I didn’t want to see Selma because I was raised on the Civil Rights Movement and know EVERYTHING I need to know about it. I’m sick of the same old stories and all the “We Shall Overcome”-ness of the nostalgia. Because now that the smoke has cleared, our overcoming has given us its ass to kiss.
But I was so wrong about this movie. I watched it in protest as I twisted my locks, also in protest. My husband came home while I was watching and said “I thought you didn’t want to watch that”. I said, “I don’t and I’m crying and it’s SO GOOD”.
I live in England now and I’m shocked by how seeing a bunch of Black Americans standing up for themselves in the face of adversity makes me cry. Ferguson, NY, #BlackLivesMatter have seen an tsunami of my tears and had clapping like Squeek in The Color Purple when she sees Nettie across the field and has all that joy for Celie. "Yass, Yass!“ hands clapped in front of mouth, tears rolling down my cheeks.
That’s how Selma made me feel. That’s my blood, you see. My family migrated north to Chicago from Jackson, Miss in the 30’s. My grandma who didn’t leave the house much took me to vote with her for Harold Washington. I know how important it is to vote. I didn’t vote this year for the first time in my life. I’d bungled the absentee ballot and missed my chance. It’s a shame I’ll have to live with for a few years. I’ll get over it, but I feel it.

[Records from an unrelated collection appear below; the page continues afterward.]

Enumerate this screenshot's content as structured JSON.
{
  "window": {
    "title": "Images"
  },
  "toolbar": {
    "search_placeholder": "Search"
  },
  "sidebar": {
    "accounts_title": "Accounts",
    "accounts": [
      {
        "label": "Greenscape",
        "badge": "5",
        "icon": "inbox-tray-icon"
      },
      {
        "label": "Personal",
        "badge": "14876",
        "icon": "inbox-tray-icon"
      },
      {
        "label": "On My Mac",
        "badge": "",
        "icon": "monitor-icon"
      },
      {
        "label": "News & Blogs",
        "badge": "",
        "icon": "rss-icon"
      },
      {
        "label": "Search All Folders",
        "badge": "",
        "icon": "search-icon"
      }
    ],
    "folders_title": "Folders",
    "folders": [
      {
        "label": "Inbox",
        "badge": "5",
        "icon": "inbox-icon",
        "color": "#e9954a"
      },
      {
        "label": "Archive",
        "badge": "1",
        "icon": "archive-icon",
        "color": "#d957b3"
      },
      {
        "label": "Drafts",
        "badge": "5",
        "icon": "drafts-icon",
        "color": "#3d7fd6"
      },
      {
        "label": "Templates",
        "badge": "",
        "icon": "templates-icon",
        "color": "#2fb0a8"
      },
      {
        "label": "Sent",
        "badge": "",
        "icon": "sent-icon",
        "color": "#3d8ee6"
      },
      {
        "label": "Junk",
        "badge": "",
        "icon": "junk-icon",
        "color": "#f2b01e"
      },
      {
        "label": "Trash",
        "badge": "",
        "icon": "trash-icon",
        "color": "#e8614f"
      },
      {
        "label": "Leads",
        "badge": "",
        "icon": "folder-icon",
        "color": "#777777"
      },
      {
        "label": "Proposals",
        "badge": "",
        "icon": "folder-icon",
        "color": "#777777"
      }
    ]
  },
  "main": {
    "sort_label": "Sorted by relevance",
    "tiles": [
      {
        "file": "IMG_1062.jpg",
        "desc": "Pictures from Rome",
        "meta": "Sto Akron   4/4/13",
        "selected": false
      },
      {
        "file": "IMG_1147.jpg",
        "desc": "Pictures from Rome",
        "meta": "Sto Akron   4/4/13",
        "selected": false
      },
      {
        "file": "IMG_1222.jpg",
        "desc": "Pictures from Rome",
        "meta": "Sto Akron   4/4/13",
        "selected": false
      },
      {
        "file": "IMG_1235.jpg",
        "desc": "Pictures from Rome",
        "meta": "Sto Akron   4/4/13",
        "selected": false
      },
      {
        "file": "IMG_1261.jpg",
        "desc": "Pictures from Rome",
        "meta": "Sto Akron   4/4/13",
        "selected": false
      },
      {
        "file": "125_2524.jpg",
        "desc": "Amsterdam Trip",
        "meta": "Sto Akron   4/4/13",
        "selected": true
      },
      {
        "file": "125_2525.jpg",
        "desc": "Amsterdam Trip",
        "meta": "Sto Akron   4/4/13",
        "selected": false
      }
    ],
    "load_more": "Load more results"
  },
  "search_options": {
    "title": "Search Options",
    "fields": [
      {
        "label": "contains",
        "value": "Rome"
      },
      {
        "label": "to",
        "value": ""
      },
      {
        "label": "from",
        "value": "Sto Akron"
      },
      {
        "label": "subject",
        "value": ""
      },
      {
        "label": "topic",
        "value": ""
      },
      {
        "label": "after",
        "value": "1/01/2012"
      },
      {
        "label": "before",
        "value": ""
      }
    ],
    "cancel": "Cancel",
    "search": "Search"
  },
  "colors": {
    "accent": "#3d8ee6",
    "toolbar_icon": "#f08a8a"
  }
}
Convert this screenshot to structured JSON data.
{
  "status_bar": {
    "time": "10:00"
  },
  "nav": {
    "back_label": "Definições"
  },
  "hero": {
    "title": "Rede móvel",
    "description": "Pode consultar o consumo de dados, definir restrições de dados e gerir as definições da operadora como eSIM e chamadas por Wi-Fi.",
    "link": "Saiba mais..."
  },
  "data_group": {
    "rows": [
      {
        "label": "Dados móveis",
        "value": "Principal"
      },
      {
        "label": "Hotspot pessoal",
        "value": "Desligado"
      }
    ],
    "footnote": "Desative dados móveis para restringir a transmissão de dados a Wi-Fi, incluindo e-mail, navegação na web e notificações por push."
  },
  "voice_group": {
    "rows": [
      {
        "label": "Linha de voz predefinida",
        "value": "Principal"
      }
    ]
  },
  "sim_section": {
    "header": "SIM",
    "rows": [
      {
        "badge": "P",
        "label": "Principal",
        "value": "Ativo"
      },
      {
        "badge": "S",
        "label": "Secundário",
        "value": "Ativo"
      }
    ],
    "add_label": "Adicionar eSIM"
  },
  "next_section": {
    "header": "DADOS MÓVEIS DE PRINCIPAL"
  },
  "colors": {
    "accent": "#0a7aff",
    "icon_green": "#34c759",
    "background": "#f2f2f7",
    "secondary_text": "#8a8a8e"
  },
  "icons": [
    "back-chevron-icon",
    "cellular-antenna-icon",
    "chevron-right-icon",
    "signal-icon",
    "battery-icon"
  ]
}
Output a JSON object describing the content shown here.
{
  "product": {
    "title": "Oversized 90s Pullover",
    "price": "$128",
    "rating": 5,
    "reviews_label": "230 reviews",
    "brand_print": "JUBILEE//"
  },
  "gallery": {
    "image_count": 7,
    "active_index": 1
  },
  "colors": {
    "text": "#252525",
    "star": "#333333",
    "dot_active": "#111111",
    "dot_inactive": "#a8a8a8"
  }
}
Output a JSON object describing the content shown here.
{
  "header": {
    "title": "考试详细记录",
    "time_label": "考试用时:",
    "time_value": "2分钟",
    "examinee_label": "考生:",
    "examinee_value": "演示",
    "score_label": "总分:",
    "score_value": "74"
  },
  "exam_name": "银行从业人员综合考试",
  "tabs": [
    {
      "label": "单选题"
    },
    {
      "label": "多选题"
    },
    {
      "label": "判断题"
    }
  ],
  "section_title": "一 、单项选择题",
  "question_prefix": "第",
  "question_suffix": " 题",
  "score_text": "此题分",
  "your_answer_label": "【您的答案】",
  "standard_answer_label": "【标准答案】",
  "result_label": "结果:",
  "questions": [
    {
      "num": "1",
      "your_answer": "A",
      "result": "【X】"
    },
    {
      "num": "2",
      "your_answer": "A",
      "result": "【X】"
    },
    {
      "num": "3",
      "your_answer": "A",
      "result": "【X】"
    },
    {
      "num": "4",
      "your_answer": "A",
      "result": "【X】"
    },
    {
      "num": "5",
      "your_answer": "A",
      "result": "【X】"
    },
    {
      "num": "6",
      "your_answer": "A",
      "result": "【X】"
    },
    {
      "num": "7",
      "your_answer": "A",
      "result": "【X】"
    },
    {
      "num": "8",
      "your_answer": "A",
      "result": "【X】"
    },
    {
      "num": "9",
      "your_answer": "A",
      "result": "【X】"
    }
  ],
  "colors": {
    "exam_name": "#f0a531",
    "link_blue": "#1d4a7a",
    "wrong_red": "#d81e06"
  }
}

Seeing all those beautiful, brilliant, brave Blacks please me greatly. When Lorraine Toussaint’s character tells Coretta that her blood has prepared her for anything life can throw at her, that’s my mantra. Everyday when systematic racism makes me think I won’t get hired for a job, or nobody wants to hear what I have to say, I tell myself that somebody survived a holocaust, several of them, for me to be here and to even have the nerve to sit at a magical typing box and say what I feel.
I’m very grateful for watching that. I’m so proud of Ava. What a beautiful job.
And didn’t that lady look just like Coretta? Just. Like. Coretta.